But he said to do this properly you needed to make tracks, which of course allowed the slash and burn merchants access to the jungle.
He also said that a lot of the problems were down to money lenders and corrupt operators, who drive the eco-system for their own selfish ends.
It was an amazing education in a limousine.
This story about a gas tanker going from Norway to Japan on first glance looks to be a good news story. At least for Norway, who were probably paid a lot for all that gas!
But am I right in thinking, that the trip is only possible because the world is warming and the ice has melted?
Has anybody asked the polar bears for their opinion?
I visited two more of CrossRail’s green walls today, in Hanover Square and Park Lane.
They certainly seem a good way to improve the look of a building site.
The IPPR is reported to be saying that fuel prices should rise, much to the dismay of motorists.
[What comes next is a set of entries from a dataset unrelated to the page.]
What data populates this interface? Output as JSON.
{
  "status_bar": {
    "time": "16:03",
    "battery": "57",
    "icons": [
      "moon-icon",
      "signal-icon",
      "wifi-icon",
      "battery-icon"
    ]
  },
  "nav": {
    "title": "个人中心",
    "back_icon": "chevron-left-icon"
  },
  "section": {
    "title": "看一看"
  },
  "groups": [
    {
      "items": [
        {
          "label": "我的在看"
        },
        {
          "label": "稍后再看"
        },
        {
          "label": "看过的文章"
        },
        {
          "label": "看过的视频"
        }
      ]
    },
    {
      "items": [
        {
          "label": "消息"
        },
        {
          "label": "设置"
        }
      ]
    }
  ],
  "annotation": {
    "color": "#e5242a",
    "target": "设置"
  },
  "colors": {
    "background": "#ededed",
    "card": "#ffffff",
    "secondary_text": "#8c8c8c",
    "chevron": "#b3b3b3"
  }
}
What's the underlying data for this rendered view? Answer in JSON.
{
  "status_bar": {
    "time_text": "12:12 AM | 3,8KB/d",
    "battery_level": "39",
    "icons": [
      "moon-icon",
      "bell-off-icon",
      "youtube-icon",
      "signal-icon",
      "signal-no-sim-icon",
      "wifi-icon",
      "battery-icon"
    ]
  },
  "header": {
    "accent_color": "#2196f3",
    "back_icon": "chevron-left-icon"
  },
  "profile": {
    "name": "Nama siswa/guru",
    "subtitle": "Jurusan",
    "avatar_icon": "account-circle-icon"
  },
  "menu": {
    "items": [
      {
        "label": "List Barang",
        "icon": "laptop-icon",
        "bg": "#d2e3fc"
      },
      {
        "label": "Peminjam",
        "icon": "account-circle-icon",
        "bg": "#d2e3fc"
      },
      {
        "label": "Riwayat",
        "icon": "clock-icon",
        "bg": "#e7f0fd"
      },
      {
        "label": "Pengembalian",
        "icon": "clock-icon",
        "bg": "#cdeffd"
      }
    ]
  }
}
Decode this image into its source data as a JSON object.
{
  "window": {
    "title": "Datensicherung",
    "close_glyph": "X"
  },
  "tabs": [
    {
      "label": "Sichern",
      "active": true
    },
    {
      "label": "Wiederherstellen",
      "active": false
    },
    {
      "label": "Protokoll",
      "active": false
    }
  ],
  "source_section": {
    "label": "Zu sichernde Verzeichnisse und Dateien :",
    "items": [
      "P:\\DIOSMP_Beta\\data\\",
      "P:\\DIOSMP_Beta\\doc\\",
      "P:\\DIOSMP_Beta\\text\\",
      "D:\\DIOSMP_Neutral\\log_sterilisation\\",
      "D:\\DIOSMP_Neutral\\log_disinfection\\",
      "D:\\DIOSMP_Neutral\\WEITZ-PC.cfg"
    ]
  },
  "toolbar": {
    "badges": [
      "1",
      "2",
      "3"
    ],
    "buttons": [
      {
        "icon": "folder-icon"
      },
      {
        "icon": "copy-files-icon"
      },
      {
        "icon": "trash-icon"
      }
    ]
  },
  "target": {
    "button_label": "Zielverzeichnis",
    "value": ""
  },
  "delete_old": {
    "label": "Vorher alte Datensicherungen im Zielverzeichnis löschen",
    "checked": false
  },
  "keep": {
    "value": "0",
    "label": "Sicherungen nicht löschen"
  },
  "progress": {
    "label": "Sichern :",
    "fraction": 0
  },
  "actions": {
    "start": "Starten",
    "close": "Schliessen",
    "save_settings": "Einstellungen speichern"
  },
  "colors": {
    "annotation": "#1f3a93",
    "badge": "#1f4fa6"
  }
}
It’s all here in the Telegraph.
I don’t care what happens to fuel prices personally, as I don’t have a car and I get my public transport in the London area free.
But I’ve always felt that fuel prices are too low, as this increases consumption, which increases global warming. It also reduces the pressure for vehicle manufacturers to make more fuel-efficient vehicles.
Concerning the latter, I have a lot of hybrid-buses near me, including of course, the New Bus for London. All of these hybrid buses deliver much higher lower fuel consumption and in addition, quantities of black smoke and noise.
Rises in fuel prices would improve our vehicles in other ways.